(Website and app data records)
----------------------------------------
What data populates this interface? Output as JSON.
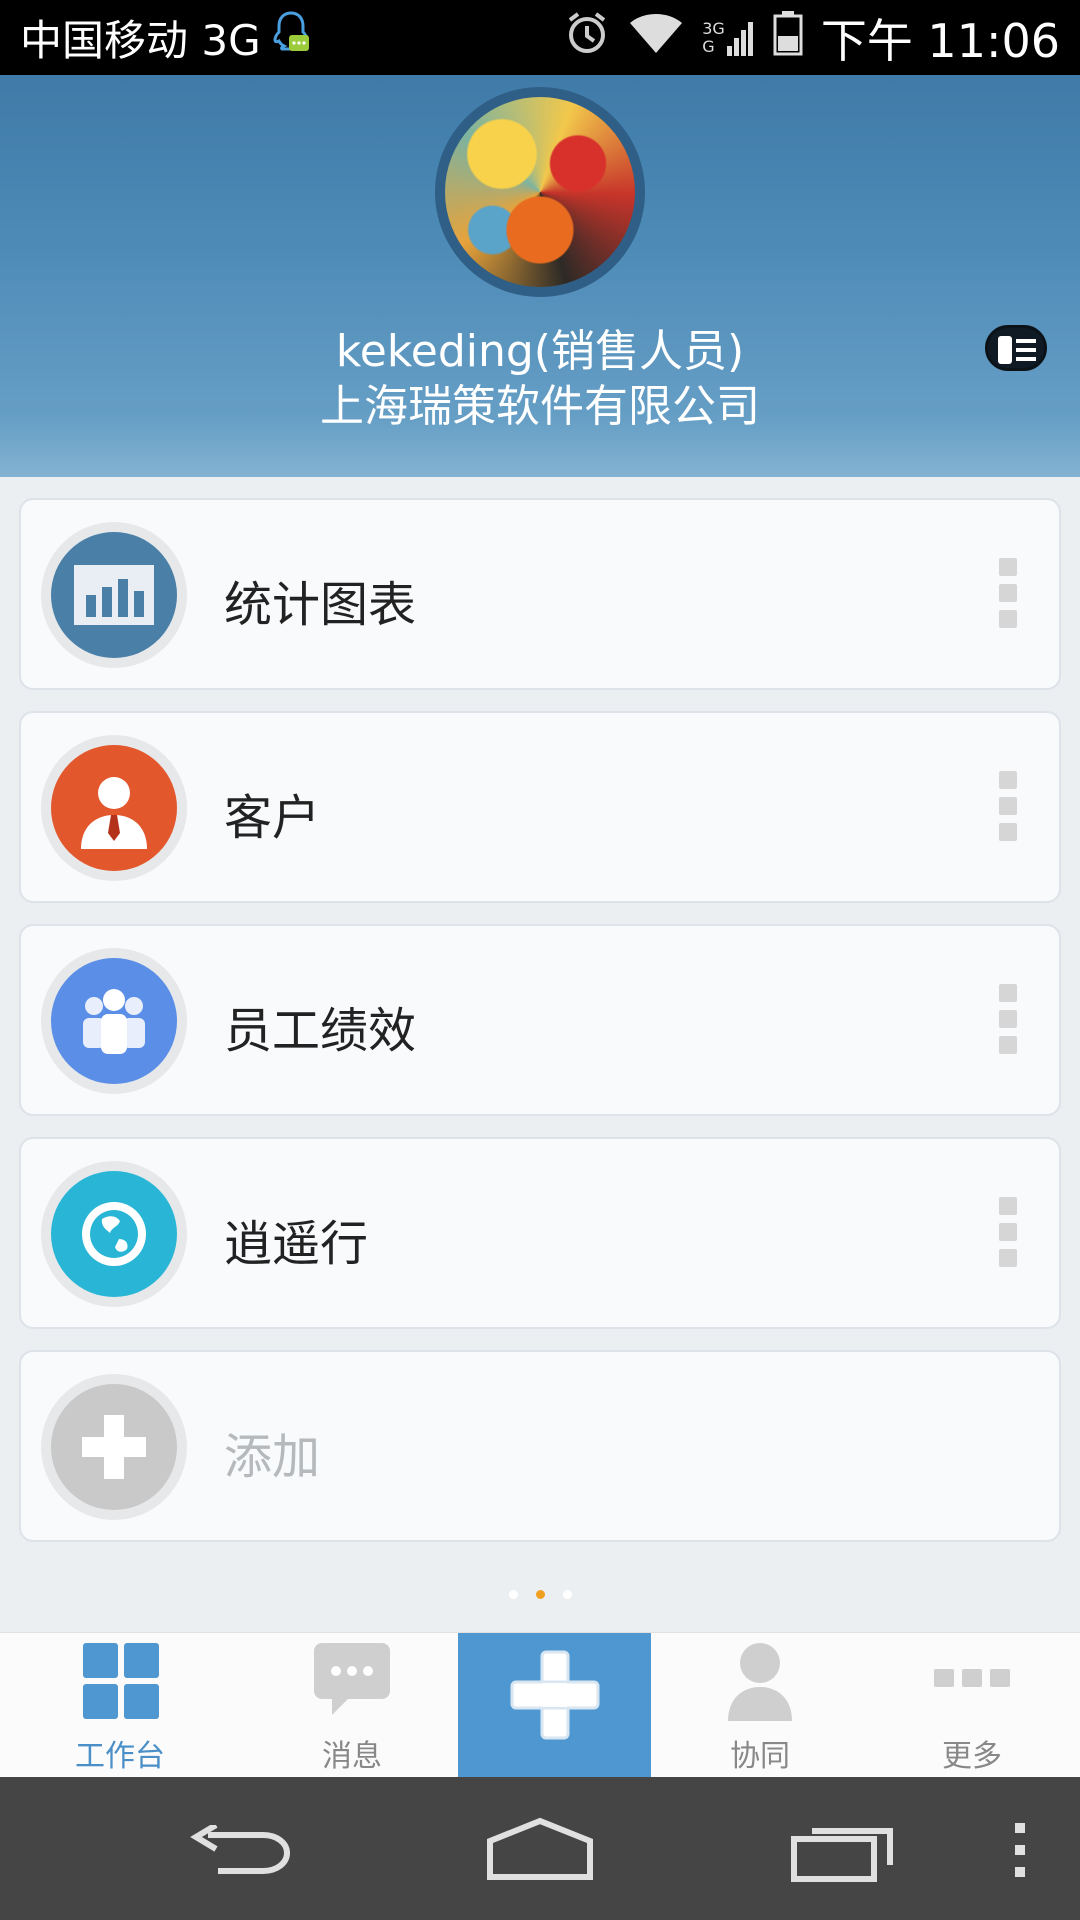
{
  "status_bar": {
    "carrier": "中国移动 3G",
    "network_small_top": "3G",
    "network_small_bottom": "G",
    "time": "下午 11:06"
  },
  "profile": {
    "name": "kekeding(销售人员)",
    "company": "上海瑞策软件有限公司"
  },
  "cards": [
    {
      "label": "统计图表",
      "icon": "bar-chart-icon",
      "color": "#4a7fa8"
    },
    {
      "label": "客户",
      "icon": "customer-person-icon",
      "color": "#e3572d"
    },
    {
      "label": "员工绩效",
      "icon": "team-people-icon",
      "color": "#5b8ee6"
    },
    {
      "label": "逍遥行",
      "icon": "globe-icon",
      "color": "#29b6d6"
    },
    {
      "label": "添加",
      "icon": "plus-icon",
      "color": "#c9c9c9"
    }
  ],
  "pager": {
    "pages": 3,
    "active_index": 1
  },
  "tabs": [
    {
      "label": "工作台",
      "icon": "grid-icon"
    },
    {
      "label": "消息",
      "icon": "chat-bubble-icon"
    },
    {
      "label": "",
      "icon": "plus-icon"
    },
    {
      "label": "协同",
      "icon": "person-icon"
    },
    {
      "label": "更多",
      "icon": "more-dots-icon"
    }
  ],
  "colors": {
    "accent": "#4f97d1",
    "header_blue": "#4f8cb8"
  }
}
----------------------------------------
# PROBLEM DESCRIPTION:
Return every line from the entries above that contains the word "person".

# RESPONSE AREA:
      "icon": "customer-person-icon",
      "icon": "person-icon"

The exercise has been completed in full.